## Work task
Below are the records. Gather each line that holds "object".

───── Data for analysis

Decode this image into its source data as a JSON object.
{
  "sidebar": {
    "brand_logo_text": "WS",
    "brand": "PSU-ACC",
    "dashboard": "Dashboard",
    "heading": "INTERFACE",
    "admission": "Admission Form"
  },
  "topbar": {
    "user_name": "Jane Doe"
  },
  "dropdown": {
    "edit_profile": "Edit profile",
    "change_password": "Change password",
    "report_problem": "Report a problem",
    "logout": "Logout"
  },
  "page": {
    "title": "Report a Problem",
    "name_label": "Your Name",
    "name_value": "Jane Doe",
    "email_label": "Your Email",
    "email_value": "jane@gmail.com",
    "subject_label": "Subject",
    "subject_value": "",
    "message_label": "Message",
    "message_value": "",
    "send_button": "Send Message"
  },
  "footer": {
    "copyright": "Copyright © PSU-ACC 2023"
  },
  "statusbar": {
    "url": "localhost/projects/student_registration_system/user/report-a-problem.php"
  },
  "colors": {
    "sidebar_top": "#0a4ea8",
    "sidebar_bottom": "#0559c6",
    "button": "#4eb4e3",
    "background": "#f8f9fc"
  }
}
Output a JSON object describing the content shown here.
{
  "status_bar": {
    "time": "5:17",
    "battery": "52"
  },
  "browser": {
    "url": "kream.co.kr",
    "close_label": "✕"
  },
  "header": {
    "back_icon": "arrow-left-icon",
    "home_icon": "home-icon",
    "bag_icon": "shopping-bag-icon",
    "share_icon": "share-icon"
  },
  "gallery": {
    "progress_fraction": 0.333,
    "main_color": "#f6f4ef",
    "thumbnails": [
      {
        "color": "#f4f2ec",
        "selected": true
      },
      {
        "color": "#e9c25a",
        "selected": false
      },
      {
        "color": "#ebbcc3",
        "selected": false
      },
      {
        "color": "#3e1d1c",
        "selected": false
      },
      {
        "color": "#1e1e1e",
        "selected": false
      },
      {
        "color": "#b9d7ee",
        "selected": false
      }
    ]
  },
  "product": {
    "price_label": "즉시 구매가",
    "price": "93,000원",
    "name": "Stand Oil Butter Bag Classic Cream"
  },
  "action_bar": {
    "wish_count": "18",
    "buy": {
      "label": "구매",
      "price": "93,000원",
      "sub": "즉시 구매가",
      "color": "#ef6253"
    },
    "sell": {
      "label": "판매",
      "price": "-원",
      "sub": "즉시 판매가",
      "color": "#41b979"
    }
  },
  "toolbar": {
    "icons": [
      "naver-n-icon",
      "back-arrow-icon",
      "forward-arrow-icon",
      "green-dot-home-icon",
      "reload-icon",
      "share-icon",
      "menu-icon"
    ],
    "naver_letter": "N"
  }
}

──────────

## Answer area
Decode this image into its source data as a JSON object.
Output a JSON object describing the content shown here.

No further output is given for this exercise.